well for hoisting drums or other cylindrical objects where a sling must tighten itself under strain and lift by friction against the sides of the object.
Single-leg slings can be used to make various types of BRIDLES. Three common uses of bridles are shown in figure 6-16. Either two or more single slings may be used for a given combination.
The bridle hitch provides excellent load stability when the load is distributed equally among each sling leg, the load hook is directly over the center of gravity of the load, and the load is raised level. The use of bridle slings requires that the sling angles be carefully determined to ensure that the individual legs are not overloaded.
NOTE: It is wrong to conclude that a three- or four-leg bridle will safely lift a load equal to the safe load on one leg multiplied by the number of legs. This is because there is no way of knowing that each leg is carrying its share of the load.
With a four-legged bride sling lifting a rigid load, it is possible for two of the legs to support practically the full load while the other two legs only balance it. COM- SECOND/COMTHIRDNCB strongly recommend that the rated capacity for two-leg bridle slings listed in the COMSECOND/COMTHIRDNCBINST 11200.11 be used also as the safe working load for three- or four-leg bridle hitches.
Figure 6-16. - Multi-legged bridle stings.
All slings must be visually inspected for obvious unsafe conditions before each use. A determination to remove slings from service requires experience and good judgment, especially when evaluating the remaining strength in a sling after allowing for normal wear. The safety of the sling depends primarily upon the remaining strength. Wire rope slings must be immediately removed from service if any of the following conditions are present:
Six randomly distributed broken wires in one rope lay or three broken wires in one strand in one lay
Wear or scraping on one third of the original diameter of outside individual wires
Kinking, crushing, bird caging, or any other damage resulting in distortion of the wire rope structure
Evidences of heat damage
1 End attachments that are cracked, deformed, or worn
Hooks that have an obviously abnormal (usually 15 percent from the original specification) throat opening, measured at the narrowest point or twisted more than 10 degrees from the plane of the unbent hook
Corrosion of the wire rope sling or end attachments
To avoid confusion and to eliminate doubt, you must not downgrade slings to a lower rated capacity. A sling must be removed from service if it cannot safely lift the load capacity for which it is rated. Slings and hooks removed from service must be destroyed by cutting before disposal. This ensures inadvertent use by another unit.
When a leg on a multi-legged bridle sling is unsafe, you only have to destroy the damaged or unsafe leg(s). Units that have the capability may fabricate replacement legs in the field, provided the wire rope replacement is in compliance with specifications. The NCF has a hydraulic swaging and splicing kit in the battalion Table of Allowance (TOA). The kit, 80092, contains the tools and equipment necessary to fabricate 3/8- through S/S-inch sizes of wire rope slings. Before use, all fabricated slings must be proof-tested as outlined in the COMSECOND/COMTHIRDNCBINST 11200.11.

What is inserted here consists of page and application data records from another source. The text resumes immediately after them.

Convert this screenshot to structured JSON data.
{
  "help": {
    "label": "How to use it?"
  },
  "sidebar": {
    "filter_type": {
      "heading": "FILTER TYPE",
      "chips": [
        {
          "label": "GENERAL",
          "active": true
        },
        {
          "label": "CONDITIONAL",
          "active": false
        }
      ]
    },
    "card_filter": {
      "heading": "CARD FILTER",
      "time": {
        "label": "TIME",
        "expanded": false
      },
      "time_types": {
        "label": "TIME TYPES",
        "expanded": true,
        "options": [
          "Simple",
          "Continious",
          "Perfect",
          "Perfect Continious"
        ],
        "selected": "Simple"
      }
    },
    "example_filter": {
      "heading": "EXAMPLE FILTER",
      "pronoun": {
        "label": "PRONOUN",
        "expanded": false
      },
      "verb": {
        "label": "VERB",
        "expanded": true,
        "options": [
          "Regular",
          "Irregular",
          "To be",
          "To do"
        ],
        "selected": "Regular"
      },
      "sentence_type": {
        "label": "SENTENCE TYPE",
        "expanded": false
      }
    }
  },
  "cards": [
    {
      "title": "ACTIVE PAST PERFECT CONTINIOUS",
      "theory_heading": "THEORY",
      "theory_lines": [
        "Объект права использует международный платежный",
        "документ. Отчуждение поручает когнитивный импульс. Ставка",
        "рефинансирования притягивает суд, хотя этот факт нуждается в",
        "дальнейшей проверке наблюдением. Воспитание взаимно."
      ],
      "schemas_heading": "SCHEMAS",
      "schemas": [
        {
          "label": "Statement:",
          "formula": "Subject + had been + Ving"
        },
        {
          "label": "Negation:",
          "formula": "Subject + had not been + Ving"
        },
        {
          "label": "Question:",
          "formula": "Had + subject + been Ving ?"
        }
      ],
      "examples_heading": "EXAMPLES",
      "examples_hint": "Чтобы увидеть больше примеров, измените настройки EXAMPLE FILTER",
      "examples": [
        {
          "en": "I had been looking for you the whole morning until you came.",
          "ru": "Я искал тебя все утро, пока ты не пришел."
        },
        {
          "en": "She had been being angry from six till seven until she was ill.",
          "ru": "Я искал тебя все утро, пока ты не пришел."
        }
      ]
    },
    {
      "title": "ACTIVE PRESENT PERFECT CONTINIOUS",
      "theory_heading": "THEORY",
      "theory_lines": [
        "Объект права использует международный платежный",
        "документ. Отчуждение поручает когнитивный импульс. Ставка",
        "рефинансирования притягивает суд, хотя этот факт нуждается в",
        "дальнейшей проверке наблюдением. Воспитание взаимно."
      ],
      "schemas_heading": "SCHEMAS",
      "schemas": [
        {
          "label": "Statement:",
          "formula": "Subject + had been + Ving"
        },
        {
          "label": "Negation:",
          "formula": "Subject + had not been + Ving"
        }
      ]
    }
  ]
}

All field-fabricated slings terminated by mechanical splices, sockets, and pressed and swagedContinue Reading